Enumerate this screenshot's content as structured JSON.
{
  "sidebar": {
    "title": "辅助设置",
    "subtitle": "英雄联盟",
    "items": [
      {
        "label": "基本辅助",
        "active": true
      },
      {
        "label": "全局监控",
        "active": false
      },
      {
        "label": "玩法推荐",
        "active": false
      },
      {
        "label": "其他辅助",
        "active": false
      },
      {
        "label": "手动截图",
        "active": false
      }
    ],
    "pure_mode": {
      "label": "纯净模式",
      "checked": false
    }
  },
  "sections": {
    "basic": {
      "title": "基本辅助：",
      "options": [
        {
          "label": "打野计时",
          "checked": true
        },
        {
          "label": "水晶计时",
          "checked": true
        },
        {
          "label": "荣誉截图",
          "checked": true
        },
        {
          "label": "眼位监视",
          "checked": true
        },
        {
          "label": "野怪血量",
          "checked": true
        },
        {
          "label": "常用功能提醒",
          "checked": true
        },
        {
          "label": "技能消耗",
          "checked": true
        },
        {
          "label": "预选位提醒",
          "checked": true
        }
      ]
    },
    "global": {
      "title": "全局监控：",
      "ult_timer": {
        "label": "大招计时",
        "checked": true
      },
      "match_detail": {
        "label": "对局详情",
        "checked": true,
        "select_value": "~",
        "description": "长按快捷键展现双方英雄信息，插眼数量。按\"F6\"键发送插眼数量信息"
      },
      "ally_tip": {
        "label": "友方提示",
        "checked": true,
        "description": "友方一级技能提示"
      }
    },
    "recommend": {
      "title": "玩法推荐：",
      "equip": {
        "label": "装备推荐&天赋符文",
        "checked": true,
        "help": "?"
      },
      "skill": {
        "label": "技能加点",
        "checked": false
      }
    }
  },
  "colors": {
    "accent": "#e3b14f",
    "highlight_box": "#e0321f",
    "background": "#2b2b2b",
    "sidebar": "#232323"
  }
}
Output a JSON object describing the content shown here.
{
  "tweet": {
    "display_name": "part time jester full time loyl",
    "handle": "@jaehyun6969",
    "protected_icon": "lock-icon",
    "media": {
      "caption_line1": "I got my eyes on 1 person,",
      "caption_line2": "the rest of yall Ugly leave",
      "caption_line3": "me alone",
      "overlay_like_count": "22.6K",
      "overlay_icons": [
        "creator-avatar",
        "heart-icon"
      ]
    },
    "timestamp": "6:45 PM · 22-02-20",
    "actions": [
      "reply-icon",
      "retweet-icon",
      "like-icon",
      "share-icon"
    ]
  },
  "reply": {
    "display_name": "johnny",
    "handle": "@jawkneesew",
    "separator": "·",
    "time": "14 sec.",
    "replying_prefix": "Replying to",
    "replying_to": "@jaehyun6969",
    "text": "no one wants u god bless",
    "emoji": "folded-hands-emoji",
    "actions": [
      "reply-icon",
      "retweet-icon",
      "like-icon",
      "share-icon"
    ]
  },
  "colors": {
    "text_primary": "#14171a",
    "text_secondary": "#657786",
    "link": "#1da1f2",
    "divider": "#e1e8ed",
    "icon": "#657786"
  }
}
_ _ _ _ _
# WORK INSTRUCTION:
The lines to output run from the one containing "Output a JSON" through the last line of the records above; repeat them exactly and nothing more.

# TASK SOLUTION:
Output a JSON object describing the content shown here.
{
  "tweet": {
    "display_name": "part time jester full time loyl",
    "handle": "@jaehyun6969",
    "protected_icon": "lock-icon",
    "media": {
      "caption_line1": "I got my eyes on 1 person,",
      "caption_line2": "the rest of yall Ugly leave",
      "caption_line3": "me alone",
      "overlay_like_count": "22.6K",
      "overlay_icons": [
        "creator-avatar",
        "heart-icon"
      ]
    },
    "timestamp": "6:45 PM · 22-02-20",
    "actions": [
      "reply-icon",
      "retweet-icon",
      "like-icon",
      "share-icon"
    ]
  },
  "reply": {
    "display_name": "johnny",
    "handle": "@jawkneesew",
    "separator": "·",
    "time": "14 sec.",
    "replying_prefix": "Replying to",
    "replying_to": "@jaehyun6969",
    "text": "no one wants u god bless",
    "emoji": "folded-hands-emoji",
    "actions": [
      "reply-icon",
      "retweet-icon",
      "like-icon",
      "share-icon"
    ]
  },
  "colors": {
    "text_primary": "#14171a",
    "text_secondary": "#657786",
    "link": "#1da1f2",
    "divider": "#e1e8ed",
    "icon": "#657786"
  }
}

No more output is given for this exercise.